In the summer of 2010 Justin Morneau was on his way to another MVP season, posting 5 WAR by July. During a game against the Blue Jays that all changed, when he got kneed in the head by Toronto infielder John McDonald. He didn’t play again that season, and hadn’t been the same since. This year it looks as if that maybe has changed.
After missing the rest of the 2010 season, Twins fans didn’t know what to expect heading into the 2011 season. Morneau never really got over the concussion like symptoms, and there wasn’t a ton of optimism in Twins Territory. As it turns out Morneau wasn’t healthy, and had a disappointing 2011 year. His offense was all but gone, his ISO was a career low .106 and his 69 wRC+ was a career low. There were some bright spots though. His walk rate was 3% than his career average, but his strikeout rate was right at his career average. His line drive percentage dropped four percentage points, going from 22% in 2010 to 18.5% in 2011, and he has had a slight increase in his groundball percentage.
While Morneau has only played in 12 games this season, he has had some nice improvements. His walk rate is right at his career average, but his strikeout rate is 10% higher. As the season goes on that should decrease. His power looks as if it could be back, his ISO is at .311 but that should decrease a good amount. He may never have his old power, but an ISO of .190 doesn’t seem out of the question. His batted ball profile is a little skewed right now, his line drive percentage is only at 12% and his groundball percentage six percentage points above his career average. While everything has looked good so far, it’s hard to say how he’ll turn out in the end.

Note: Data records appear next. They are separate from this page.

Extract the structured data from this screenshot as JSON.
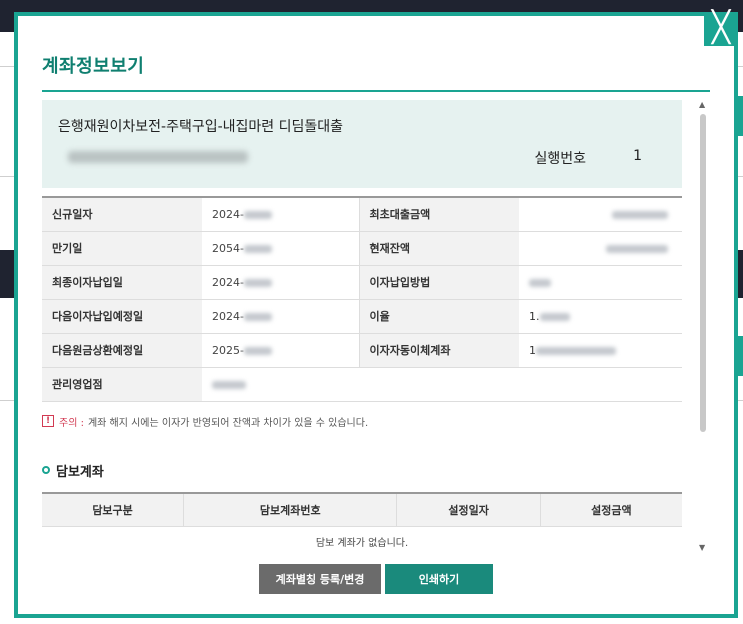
{
  "modal": {
    "title": "계좌정보보기",
    "close_label": "╳"
  },
  "account": {
    "name": "은행재원이차보전-주택구입-내집마련 디딤돌대출",
    "exec_label": "실행번호",
    "exec_value": "1"
  },
  "info_rows": [
    {
      "label1": "신규일자",
      "value1": "2024-",
      "label2": "최초대출금액",
      "value2": ""
    },
    {
      "label1": "만기일",
      "value1": "2054-",
      "label2": "현재잔액",
      "value2": ""
    },
    {
      "label1": "최종이자납입일",
      "value1": "2024-",
      "label2": "이자납입방법",
      "value2": ""
    },
    {
      "label1": "다음이자납입예정일",
      "value1": "2024-",
      "label2": "이율",
      "value2": "1."
    },
    {
      "label1": "다음원금상환예정일",
      "value1": "2025-",
      "label2": "이자자동이체계좌",
      "value2": "1"
    },
    {
      "label1": "관리영업점",
      "value1": ""
    }
  ],
  "notice": {
    "icon": "!",
    "label": "주의 :",
    "text": "계좌 해지 시에는 이자가 반영되어 잔액과 차이가 있을 수 있습니다."
  },
  "collateral": {
    "title": "담보계좌",
    "headers": [
      "담보구분",
      "담보계좌번호",
      "설정일자",
      "설정금액"
    ],
    "empty_text": "담보 계좌가 없습니다."
  },
  "buttons": {
    "register": "계좌별칭 등록/변경",
    "print": "인쇄하기"
  },
  "colors": {
    "accent": "#1aa492",
    "title": "#0f7f70",
    "notice": "#d23a52"
  }
}
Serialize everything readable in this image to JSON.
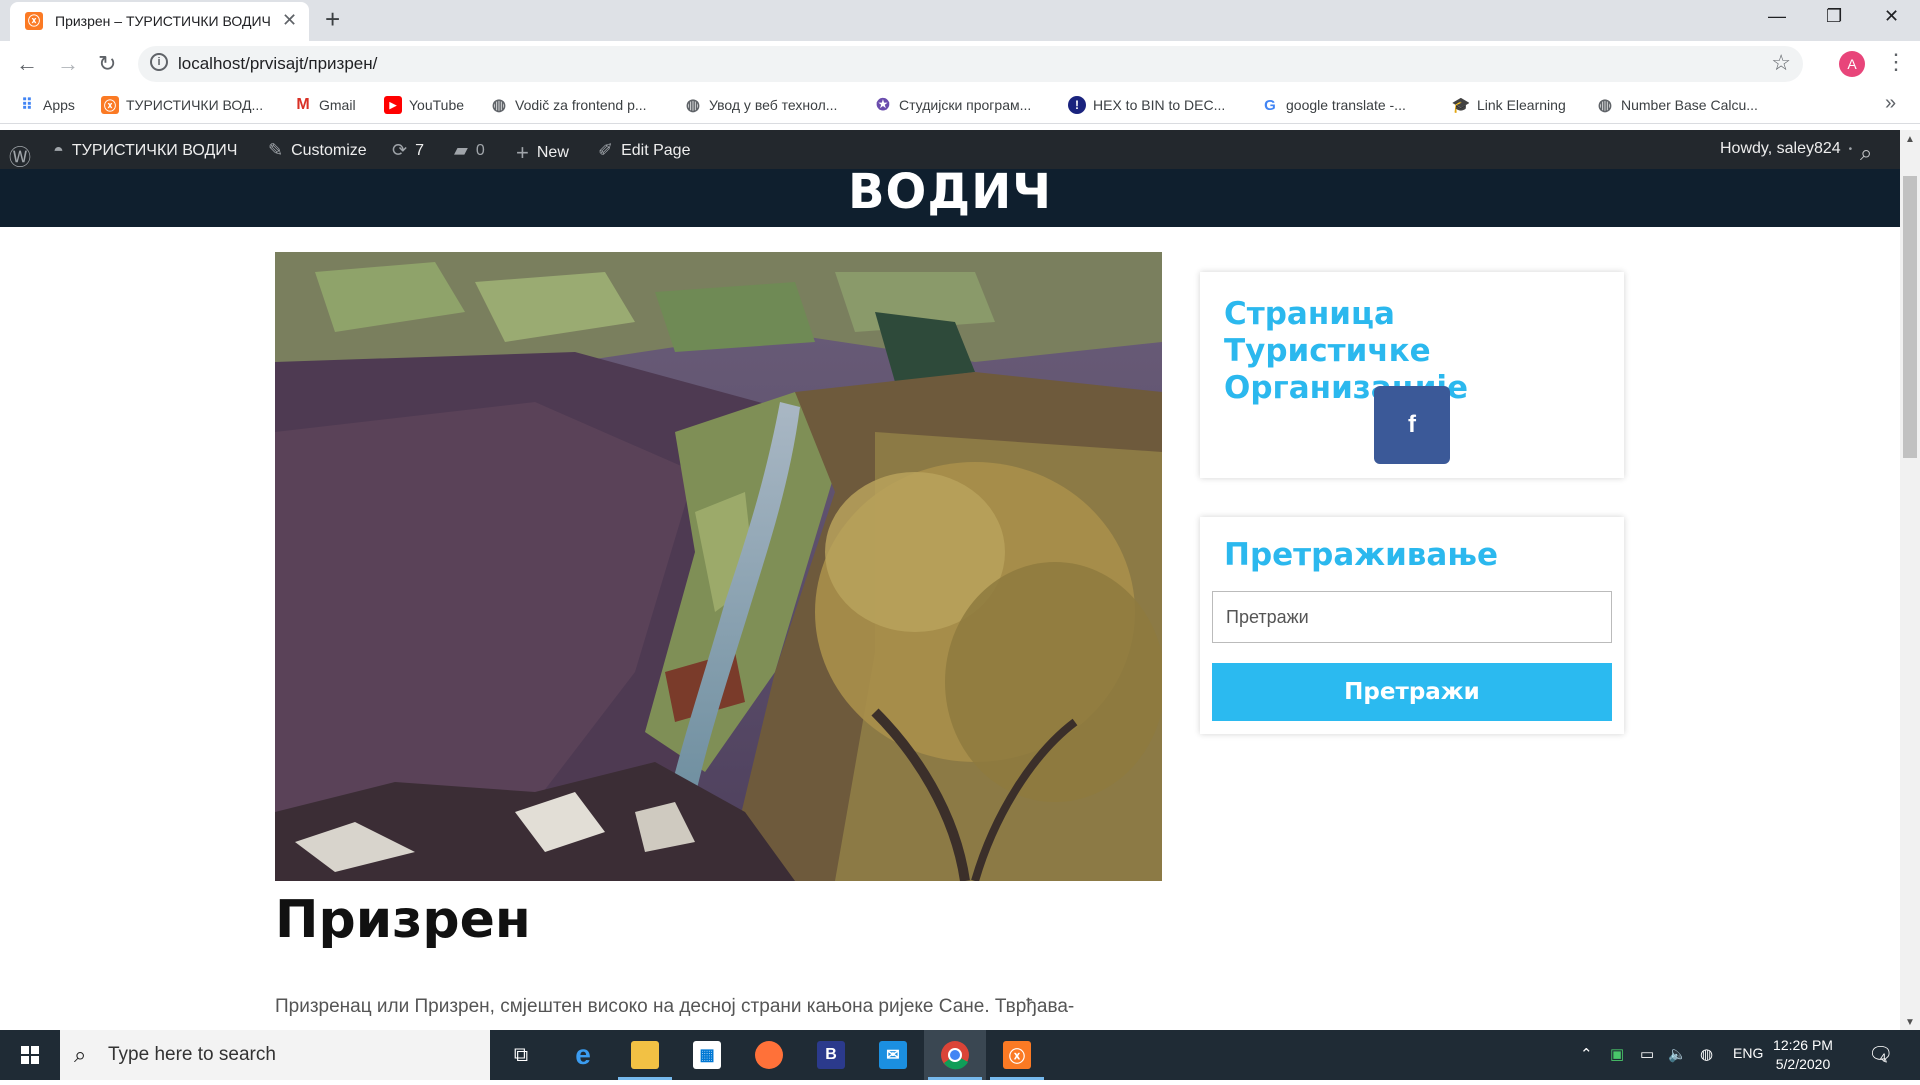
{
  "browser": {
    "tab_title": "Призрен – ТУРИСТИЧКИ ВОДИЧ",
    "tab_favicon": "ⓧ",
    "new_tab": "+",
    "url": "localhost/prvisajt/призрен/",
    "avatar_letter": "A"
  },
  "bookmarks": [
    {
      "label": "Apps",
      "icon": "apps-grid-icon"
    },
    {
      "label": "ТУРИСТИЧКИ ВОД...",
      "icon": "xampp-icon"
    },
    {
      "label": "Gmail",
      "icon": "gmail-icon"
    },
    {
      "label": "YouTube",
      "icon": "youtube-icon"
    },
    {
      "label": "Vodič za frontend p...",
      "icon": "globe-icon"
    },
    {
      "label": "Увод у веб технол...",
      "icon": "globe-icon"
    },
    {
      "label": "Студијски програм...",
      "icon": "university-icon"
    },
    {
      "label": "HEX to BIN to DEC...",
      "icon": "hex-icon"
    },
    {
      "label": "google translate -...",
      "icon": "google-icon"
    },
    {
      "label": "Link Elearning",
      "icon": "hat-icon"
    },
    {
      "label": "Number Base Calcu...",
      "icon": "globe-icon"
    }
  ],
  "adminbar": {
    "site_name": "ТУРИСТИЧКИ ВОДИЧ",
    "customize": "Customize",
    "updates_count": "7",
    "comments_count": "0",
    "new_label": "New",
    "edit_page": "Edit Page",
    "howdy": "Howdy, saley824"
  },
  "site": {
    "header_name": "ВОДИЧ"
  },
  "main": {
    "title": "Призрен",
    "text": "Призренац или Призрен, смјештен високо на десној страни кањона ријеке Сане. Тврђава-"
  },
  "sidebar": {
    "widget1_title": "Страница Туристичке Организације",
    "facebook_label": "f",
    "widget2_title": "Претраживање",
    "search_placeholder": "Претражи",
    "search_button": "Претражи"
  },
  "taskbar": {
    "search_placeholder": "Type here to search",
    "lang": "ENG",
    "time": "12:26 PM",
    "date": "5/2/2020",
    "notifications": "4"
  },
  "colors": {
    "accent": "#2bb8ee",
    "facebook": "#3b5998",
    "adminbar": "#23282d",
    "header": "#0f1f2e"
  }
}
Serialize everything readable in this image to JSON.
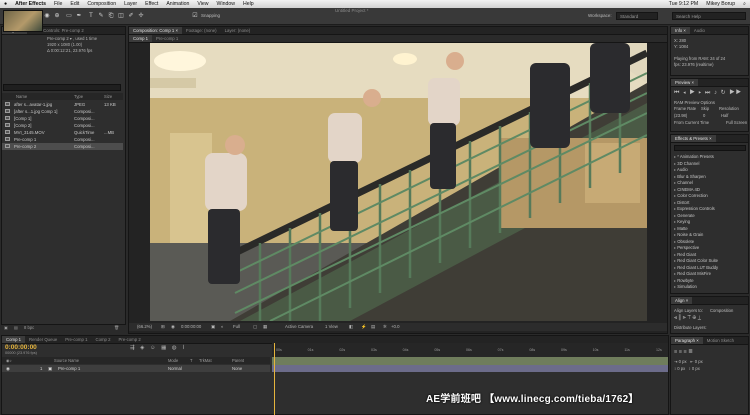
{
  "menubar": {
    "apple": "",
    "app_name": "After Effects",
    "items": [
      "File",
      "Edit",
      "Composition",
      "Layer",
      "Effect",
      "Animation",
      "View",
      "Window",
      "Help"
    ],
    "clock": "Tue 9:12 PM",
    "user": "Mikey Borup"
  },
  "window_title": "Untitled Project *",
  "toolbar": {
    "snapping_label": "Snapping",
    "workspace_label": "Workspace:",
    "workspace_value": "Standard",
    "search_placeholder": "Search Help"
  },
  "project_panel": {
    "tabs": [
      "Project ×",
      "Effect Controls: Pre-comp 2"
    ],
    "info_title": "Pre-comp 2 ▾ , used 1 time",
    "info_size": "1920 x 1080 (1.00)",
    "info_duration": "Δ 0:00:12:21, 23.976 fps",
    "columns": [
      "Name",
      "Type",
      "Size"
    ],
    "rows": [
      {
        "name": "after s...avatar-1.jpg",
        "type": "JPEG",
        "size": "13 KB"
      },
      {
        "name": "[after s...1.jpg Comp 1]",
        "type": "Composi...",
        "size": ""
      },
      {
        "name": "[Comp 1]",
        "type": "Composi...",
        "size": ""
      },
      {
        "name": "[Comp 2]",
        "type": "Composi...",
        "size": ""
      },
      {
        "name": "MVI_3145.MOV",
        "type": "QuickTime",
        "size": "...MB"
      },
      {
        "name": "Pre-comp 1",
        "type": "Composi...",
        "size": ""
      },
      {
        "name": "Pre-comp 2",
        "type": "Composi...",
        "size": ""
      }
    ],
    "footer_bpc": "8 bpc"
  },
  "comp_panel": {
    "tabs": [
      "Composition: Comp 1 ×",
      "Footage: (none)",
      "Layer: (none)"
    ],
    "subtabs": [
      "Comp 1",
      "Pre-comp 1"
    ],
    "bottom_bar": {
      "zoom": "(66.2%)",
      "timecode": "0:00:00:00",
      "resolution": "Full",
      "view": "Active Camera",
      "views": "1 View",
      "exposure": "+0.0"
    }
  },
  "info_panel": {
    "tabs": [
      "Info ×",
      "Audio"
    ],
    "lines": [
      "X: 280",
      "Y: 1084",
      "Playing from RAM: 24 of 24",
      "fps: 23.976 (realtime)"
    ]
  },
  "preview_panel": {
    "title": "Preview ×",
    "ram_options": "RAM Preview Options",
    "frame_rate_label": "Frame Rate",
    "skip_label": "Skip",
    "resolution_label": "Resolution",
    "frame_rate_value": "(23.98)",
    "skip_value": "0",
    "resolution_value": "Half",
    "from_current": "From Current Time",
    "full_screen": "Full Screen"
  },
  "effects_panel": {
    "title": "Effects & Presets ×",
    "items": [
      "* Animation Presets",
      "3D Channel",
      "Audio",
      "Blur & Sharpen",
      "Channel",
      "CINEMA 4D",
      "Color Correction",
      "Distort",
      "Expression Controls",
      "Generate",
      "Keying",
      "Matte",
      "Noise & Grain",
      "Obsolete",
      "Perspective",
      "Red Giant",
      "Red Giant Color Suite",
      "Red Giant LUT Buddy",
      "Red Giant MisFire",
      "Rowbyte",
      "Simulation"
    ]
  },
  "align_panel": {
    "title": "Align ×",
    "align_layers_to": "Align Layers to:",
    "align_value": "Composition",
    "distribute": "Distribute Layers:"
  },
  "paragraph_panel": {
    "tabs": [
      "Paragraph ×",
      "Motion Sketch"
    ]
  },
  "timeline": {
    "tabs": [
      "Comp 1",
      "Render Queue",
      "Pre-comp 1",
      "Comp 2",
      "Pre-comp 2"
    ],
    "timecode": "0:00:00:00",
    "fps_note": "00000 (23.976 fps)",
    "columns": [
      "Source Name",
      "Mode",
      "T",
      "TrkMat",
      "Parent"
    ],
    "layer": {
      "index": "1",
      "name": "Pre-comp 1",
      "mode": "Normal",
      "parent": "None"
    },
    "ruler_ticks": [
      "00s",
      "01s",
      "02s",
      "03s",
      "04s",
      "05s",
      "06s",
      "07s",
      "08s",
      "09s",
      "10s",
      "11s",
      "12s"
    ]
  },
  "watermark": "AE学前班吧 【www.linecg.com/tieba/1762】",
  "colors": {
    "accent_timecode": "#e5b43d",
    "layer_bar": "#6f7d5c",
    "selection": "#4d4d4d"
  }
}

Every concussion is different, for example look at former Twin, Corey Koskie. Before he got his career ending concussion he was a 5 WAR player. Once he got that concussion he was out of baseball in a couple seasons. Hopefully for the sake of Twins fans Morneau stays healthy. So far he’s been a big part of the Twins success on the offensive side, and in order for them to stay effective he will need to continue to stay healthy.